- Tidy up: use some soap and deodorant, and try not have a hair out of place.
- Dress up: wear something professional and inoffensive.
- Read up: know the job and the company.
- Show up: be present and attentive to your interviewer.
- Follow up: send a thank-you note or further questions to reiterate your interest.
These are the five standard "ups" of interviewing, the super-obvious things we all have to do. To reference "Wheel of Fortune," these are the RSTLNE of the interview game. They are the bare minimum requirements to get through your appointment.
So what can you do to stand out from all the other clean, professional, qualified, capable, and committed applicants? Just one thing: be interesting. How to do that? Take each of the ordinary ups, and spin it.
Let yourself be little rough around the edges.
Perfection is for robots. Imperfection is human. Maybe you bite your nails. Maybe you have an interesting scar. Maybe you have a foreign-in-this-corner-of-the-world accent. Talk about what makes you, well, you--you’ll feel less tense and your interviewer will appreciate your authenticity (that’s corporate code for humanity).
Be a little unprofessional.
You know what is the least professional thing in the world? Emotion. For all the talk in the business realm about passion and dedication and grit, showing any of those emotions as anything more than a bullet point is frowned upon. So let some emotion out. Admit you care about something beyond your job description, or that you’re working for something bigger than your paycheck. Your interviewers have feelings, too (and if they don’t, you should not accept any job or piece of candy they offer you).
Read about anything other than the job.
The most awkward of all silences is the silence between sentences of an uncomfortable interview. Being able to change the subject, to interject an anecdote, or to break the silence with a bit of random information is a magnificent skill. Scan the headlines before your interview. Your ability to change subjects might just be the difference between an offer letter and perpetual HR silence.
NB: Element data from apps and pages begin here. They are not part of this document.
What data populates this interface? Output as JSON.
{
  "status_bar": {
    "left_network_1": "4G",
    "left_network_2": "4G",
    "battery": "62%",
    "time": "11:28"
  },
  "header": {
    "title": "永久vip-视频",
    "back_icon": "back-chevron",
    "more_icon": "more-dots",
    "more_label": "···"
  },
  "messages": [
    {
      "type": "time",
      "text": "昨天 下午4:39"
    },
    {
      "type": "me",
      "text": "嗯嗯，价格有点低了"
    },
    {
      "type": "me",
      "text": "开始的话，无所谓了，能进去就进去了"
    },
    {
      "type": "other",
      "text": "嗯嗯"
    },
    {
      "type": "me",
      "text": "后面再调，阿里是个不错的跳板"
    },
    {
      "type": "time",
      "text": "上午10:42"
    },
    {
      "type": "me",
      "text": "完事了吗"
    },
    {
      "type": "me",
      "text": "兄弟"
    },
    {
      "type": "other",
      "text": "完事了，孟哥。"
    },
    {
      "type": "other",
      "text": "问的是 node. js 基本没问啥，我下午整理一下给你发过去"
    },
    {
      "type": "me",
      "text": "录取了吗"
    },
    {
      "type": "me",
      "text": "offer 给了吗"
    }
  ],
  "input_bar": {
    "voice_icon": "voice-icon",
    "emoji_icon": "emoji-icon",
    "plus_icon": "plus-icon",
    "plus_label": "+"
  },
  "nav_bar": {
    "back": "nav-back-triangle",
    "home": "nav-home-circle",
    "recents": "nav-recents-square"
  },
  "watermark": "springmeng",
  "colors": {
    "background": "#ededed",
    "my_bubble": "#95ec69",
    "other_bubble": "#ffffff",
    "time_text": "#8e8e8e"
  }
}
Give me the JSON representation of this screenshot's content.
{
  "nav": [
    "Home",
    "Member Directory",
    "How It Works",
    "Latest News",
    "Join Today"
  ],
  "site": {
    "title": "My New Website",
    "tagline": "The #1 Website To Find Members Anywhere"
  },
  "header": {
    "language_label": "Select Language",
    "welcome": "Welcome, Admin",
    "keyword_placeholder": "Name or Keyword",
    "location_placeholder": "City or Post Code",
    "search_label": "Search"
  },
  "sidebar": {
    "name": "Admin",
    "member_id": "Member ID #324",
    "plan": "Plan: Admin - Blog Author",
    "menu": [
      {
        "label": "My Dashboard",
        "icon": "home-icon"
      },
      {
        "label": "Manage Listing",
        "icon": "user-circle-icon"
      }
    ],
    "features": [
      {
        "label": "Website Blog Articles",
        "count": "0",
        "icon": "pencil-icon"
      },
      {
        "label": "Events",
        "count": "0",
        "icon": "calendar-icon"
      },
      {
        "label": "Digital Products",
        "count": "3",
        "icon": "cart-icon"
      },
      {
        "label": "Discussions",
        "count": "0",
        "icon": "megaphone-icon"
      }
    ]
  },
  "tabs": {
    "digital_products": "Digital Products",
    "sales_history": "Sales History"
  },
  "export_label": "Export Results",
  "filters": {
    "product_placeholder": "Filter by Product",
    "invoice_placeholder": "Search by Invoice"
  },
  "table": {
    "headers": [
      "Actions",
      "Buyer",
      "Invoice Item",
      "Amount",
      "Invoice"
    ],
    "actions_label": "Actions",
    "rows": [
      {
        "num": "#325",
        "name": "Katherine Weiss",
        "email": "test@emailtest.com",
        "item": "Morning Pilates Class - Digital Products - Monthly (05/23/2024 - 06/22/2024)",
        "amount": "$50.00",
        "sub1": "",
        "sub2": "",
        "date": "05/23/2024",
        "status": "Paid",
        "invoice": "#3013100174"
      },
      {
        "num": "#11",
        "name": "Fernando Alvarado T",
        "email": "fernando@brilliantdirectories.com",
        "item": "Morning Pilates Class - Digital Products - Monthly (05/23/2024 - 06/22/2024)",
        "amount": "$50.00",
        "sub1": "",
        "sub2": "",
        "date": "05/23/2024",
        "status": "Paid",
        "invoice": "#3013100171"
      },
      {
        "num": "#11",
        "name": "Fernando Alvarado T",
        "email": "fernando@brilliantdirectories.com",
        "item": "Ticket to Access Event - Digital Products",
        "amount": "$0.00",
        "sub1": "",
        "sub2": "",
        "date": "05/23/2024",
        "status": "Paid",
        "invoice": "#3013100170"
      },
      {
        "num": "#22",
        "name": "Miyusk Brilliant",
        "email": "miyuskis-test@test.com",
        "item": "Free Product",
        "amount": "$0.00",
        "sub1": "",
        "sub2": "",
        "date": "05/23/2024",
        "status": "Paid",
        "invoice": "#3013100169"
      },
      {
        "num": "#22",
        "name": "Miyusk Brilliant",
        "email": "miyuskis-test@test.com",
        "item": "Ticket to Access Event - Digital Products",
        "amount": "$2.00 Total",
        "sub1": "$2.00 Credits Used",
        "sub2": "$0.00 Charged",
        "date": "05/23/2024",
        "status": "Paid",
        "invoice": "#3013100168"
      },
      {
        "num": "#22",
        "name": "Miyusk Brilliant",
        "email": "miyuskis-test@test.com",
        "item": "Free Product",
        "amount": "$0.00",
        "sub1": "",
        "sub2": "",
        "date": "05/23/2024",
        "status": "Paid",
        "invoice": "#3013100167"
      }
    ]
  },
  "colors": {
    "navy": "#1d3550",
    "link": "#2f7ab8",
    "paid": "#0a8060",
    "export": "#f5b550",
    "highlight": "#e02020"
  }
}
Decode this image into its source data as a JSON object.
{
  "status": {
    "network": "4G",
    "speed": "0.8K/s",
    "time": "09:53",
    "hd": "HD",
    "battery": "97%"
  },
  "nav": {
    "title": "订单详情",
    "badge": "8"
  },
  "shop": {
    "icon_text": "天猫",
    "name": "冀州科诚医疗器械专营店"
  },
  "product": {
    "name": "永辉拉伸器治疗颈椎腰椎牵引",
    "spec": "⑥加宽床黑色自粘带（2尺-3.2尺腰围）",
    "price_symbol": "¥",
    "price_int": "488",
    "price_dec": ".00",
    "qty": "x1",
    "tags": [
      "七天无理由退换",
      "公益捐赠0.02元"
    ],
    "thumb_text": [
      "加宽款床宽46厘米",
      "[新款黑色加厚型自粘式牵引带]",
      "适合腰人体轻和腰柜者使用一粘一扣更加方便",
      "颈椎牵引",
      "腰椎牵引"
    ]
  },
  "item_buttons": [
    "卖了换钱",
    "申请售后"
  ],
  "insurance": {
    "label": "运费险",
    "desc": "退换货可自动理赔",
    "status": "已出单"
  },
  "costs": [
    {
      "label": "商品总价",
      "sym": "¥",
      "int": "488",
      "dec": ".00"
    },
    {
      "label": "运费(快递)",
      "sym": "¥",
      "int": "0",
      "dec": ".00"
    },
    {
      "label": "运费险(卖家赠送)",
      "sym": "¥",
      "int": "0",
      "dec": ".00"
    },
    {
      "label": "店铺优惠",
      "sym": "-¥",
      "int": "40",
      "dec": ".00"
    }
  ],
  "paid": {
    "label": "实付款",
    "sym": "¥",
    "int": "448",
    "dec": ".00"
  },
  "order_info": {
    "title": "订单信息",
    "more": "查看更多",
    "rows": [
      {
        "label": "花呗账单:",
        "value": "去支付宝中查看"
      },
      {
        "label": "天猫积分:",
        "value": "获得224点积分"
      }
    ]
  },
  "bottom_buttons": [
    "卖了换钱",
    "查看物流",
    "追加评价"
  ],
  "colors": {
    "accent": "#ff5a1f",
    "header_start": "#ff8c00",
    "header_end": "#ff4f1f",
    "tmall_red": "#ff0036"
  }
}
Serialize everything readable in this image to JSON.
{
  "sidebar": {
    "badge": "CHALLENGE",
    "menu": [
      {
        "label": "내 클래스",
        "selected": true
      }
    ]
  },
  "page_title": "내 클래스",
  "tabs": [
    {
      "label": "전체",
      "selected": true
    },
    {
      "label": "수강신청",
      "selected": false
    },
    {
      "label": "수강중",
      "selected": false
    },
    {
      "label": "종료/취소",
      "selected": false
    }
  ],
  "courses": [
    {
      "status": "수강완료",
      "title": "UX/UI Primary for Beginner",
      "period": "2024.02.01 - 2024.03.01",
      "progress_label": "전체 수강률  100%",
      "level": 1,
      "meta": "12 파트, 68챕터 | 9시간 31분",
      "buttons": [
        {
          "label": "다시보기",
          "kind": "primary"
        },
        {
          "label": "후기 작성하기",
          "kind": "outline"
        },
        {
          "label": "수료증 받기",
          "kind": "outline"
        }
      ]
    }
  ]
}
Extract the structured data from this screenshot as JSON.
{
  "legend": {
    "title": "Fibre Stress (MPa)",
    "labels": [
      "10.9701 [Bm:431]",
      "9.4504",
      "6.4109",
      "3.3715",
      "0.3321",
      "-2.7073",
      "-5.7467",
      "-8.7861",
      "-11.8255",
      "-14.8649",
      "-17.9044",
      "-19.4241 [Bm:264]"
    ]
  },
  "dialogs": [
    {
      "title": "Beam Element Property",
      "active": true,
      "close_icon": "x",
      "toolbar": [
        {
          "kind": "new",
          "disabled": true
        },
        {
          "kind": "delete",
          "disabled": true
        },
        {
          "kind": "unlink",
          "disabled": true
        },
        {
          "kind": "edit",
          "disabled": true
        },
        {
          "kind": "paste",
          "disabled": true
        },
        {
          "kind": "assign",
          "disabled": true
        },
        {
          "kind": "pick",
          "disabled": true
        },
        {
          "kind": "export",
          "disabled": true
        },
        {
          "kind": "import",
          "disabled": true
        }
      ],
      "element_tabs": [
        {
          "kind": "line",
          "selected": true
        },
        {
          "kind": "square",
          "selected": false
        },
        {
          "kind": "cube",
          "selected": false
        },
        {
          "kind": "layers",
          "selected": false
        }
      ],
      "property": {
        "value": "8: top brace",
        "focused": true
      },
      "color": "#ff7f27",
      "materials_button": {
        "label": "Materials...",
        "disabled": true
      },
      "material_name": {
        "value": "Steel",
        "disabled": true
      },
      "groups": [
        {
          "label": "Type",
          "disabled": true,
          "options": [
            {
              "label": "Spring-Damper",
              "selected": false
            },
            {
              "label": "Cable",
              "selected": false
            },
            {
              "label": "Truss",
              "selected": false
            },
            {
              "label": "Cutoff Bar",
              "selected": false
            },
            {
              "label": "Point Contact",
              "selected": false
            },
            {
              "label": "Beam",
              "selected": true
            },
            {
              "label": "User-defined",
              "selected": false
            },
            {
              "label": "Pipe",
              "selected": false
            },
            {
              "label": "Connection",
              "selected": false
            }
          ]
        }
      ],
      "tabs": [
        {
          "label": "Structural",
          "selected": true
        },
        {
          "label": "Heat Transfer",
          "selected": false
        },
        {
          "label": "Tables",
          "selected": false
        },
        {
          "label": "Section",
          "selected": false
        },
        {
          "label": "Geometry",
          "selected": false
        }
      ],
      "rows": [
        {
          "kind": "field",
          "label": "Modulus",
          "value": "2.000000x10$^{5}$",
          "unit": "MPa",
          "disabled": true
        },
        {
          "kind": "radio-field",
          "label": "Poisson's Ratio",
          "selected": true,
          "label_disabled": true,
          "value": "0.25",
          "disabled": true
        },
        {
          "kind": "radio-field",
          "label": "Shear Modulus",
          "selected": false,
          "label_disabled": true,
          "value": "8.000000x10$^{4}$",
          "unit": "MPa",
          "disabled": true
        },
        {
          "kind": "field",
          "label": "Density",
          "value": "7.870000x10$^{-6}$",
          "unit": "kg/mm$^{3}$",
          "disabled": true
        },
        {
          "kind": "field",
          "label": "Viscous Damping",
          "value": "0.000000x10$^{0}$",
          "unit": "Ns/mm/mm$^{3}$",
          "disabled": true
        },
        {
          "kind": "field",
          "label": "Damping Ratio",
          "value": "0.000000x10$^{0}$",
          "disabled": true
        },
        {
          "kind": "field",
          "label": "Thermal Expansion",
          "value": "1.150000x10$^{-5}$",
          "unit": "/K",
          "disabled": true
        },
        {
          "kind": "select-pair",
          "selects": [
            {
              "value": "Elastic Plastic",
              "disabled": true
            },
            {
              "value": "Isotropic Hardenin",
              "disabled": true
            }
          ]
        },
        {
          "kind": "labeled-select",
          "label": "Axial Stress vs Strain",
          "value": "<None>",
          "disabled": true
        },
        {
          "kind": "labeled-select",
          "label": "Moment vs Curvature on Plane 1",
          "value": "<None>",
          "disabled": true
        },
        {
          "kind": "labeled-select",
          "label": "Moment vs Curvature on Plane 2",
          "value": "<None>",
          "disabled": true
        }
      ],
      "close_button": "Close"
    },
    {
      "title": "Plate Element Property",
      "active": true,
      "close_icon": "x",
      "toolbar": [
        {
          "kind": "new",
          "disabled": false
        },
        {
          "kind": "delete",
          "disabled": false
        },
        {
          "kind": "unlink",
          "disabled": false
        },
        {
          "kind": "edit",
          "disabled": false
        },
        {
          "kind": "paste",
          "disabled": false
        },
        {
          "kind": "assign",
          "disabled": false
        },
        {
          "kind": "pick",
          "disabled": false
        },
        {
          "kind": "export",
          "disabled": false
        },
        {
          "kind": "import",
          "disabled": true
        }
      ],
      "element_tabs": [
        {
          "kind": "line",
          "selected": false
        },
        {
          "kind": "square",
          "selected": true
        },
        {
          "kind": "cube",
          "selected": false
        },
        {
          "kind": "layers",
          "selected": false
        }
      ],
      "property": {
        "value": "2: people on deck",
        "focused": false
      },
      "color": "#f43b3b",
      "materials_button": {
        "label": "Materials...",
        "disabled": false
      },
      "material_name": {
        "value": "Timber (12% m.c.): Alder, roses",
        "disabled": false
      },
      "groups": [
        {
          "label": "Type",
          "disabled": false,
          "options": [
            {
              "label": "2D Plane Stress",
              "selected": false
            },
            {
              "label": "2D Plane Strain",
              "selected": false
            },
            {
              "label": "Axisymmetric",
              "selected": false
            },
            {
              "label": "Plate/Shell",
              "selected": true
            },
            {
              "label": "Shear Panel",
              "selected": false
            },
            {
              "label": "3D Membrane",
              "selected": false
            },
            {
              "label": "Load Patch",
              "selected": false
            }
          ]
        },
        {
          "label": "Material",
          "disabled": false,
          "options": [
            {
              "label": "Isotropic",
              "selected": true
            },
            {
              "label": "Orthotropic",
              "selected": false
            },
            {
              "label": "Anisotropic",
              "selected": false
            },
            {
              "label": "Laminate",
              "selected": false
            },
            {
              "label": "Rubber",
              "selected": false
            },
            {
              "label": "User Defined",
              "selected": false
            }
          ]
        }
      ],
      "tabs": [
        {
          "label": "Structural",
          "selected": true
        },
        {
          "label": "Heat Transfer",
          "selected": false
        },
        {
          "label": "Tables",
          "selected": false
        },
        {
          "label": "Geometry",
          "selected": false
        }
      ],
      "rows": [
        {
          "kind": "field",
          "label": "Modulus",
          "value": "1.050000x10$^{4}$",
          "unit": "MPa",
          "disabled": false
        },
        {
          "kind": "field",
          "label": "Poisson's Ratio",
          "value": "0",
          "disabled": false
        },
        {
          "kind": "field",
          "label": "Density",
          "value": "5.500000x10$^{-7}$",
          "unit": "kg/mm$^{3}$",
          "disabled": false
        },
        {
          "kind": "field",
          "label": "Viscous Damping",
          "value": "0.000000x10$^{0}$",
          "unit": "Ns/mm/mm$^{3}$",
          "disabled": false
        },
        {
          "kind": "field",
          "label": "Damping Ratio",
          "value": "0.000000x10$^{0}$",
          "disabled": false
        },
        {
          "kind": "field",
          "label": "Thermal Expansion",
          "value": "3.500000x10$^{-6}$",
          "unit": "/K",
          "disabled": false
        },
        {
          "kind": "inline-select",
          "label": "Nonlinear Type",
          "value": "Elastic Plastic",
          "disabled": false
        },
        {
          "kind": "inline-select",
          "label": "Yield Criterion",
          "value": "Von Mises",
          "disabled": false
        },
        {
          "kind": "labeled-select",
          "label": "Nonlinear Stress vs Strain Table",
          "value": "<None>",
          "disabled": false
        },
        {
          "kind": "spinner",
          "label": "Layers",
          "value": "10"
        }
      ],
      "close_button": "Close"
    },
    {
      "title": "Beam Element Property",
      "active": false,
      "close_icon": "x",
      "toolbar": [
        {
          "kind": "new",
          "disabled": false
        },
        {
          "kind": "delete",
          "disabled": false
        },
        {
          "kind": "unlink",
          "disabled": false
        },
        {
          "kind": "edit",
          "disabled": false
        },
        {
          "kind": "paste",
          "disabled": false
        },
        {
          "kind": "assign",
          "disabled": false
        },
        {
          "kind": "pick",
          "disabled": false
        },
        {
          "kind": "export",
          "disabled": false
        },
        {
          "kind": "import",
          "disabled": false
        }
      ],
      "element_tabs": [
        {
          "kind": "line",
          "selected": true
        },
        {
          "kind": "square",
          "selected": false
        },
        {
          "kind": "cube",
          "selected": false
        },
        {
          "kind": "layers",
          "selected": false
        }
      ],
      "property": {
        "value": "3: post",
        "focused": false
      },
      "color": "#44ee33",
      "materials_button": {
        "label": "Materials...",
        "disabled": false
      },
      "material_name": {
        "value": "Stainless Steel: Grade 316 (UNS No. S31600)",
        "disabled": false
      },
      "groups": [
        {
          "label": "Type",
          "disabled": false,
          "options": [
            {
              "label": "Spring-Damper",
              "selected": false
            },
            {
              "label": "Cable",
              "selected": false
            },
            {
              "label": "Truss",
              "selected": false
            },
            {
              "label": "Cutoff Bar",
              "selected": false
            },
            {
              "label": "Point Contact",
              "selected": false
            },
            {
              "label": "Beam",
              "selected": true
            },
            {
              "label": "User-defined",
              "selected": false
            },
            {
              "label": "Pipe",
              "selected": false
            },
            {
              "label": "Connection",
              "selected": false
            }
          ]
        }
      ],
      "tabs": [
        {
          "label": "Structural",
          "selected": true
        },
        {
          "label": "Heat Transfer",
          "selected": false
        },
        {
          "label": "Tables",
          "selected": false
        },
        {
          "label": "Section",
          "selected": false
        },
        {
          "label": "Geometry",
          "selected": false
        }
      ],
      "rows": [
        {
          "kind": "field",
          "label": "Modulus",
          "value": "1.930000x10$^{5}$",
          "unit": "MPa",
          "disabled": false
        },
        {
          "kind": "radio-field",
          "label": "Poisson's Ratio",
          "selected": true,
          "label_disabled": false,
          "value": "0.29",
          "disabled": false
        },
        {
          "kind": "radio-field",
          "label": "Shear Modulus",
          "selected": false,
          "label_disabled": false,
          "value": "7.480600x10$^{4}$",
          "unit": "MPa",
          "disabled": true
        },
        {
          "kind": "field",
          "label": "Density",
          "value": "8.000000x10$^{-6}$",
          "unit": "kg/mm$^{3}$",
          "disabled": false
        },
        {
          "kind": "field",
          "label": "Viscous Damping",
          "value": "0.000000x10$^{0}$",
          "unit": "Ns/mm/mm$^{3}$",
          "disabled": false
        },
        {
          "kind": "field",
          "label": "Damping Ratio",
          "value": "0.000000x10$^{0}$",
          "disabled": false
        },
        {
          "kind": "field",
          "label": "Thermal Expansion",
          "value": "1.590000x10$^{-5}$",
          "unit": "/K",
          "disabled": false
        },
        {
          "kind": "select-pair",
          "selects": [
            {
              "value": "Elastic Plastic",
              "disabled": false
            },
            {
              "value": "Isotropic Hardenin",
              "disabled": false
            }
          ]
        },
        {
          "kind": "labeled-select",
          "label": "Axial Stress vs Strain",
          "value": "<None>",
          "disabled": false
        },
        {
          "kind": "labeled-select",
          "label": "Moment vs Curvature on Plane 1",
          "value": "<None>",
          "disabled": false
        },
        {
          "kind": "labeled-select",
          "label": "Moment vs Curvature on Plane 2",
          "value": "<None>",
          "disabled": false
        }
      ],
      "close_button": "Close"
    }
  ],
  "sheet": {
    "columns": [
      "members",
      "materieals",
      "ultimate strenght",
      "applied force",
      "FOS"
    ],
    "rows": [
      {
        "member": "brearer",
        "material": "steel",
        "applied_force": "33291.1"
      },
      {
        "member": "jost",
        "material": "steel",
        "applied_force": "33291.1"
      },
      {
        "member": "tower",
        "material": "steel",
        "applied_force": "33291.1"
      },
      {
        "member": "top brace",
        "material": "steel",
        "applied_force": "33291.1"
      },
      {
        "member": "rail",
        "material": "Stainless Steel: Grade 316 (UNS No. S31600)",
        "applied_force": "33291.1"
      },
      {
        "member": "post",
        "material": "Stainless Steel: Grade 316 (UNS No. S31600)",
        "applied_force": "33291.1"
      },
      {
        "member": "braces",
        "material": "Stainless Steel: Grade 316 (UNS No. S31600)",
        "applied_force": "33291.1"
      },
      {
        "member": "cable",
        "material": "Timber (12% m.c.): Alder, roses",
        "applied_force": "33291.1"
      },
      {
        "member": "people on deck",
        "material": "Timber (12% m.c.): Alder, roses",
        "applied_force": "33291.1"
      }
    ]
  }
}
Pay attention to the other people in the company.
Sure, you’re there to see someone specifically, but you need to observe and talk to others in the building while you’re there. Is anyone crying behind the dumpster? Are people laughing without fear of reprimand? Is the receptionist giving you a real or forced smile? You can learn a lot about a company by reading the body language of the people who work in it--then ask your interviewer about what you see. Your perceptiveness will be appreciated, especially when you comment on the positives.
Follow up, honestly, with yourself.
Now, the hardest question: Do you still want that job? Be honest. Be real. You may have impressed everyone you met and made a magnificent impression. You may get an offer, but is it still right for you? Are the people you met actually people you want to spend any more time with? Are you really ready to trade your time for what they are offering you? Sit with these questions before you send your thank you note. It might just be a "thanks, but no thanks," letter.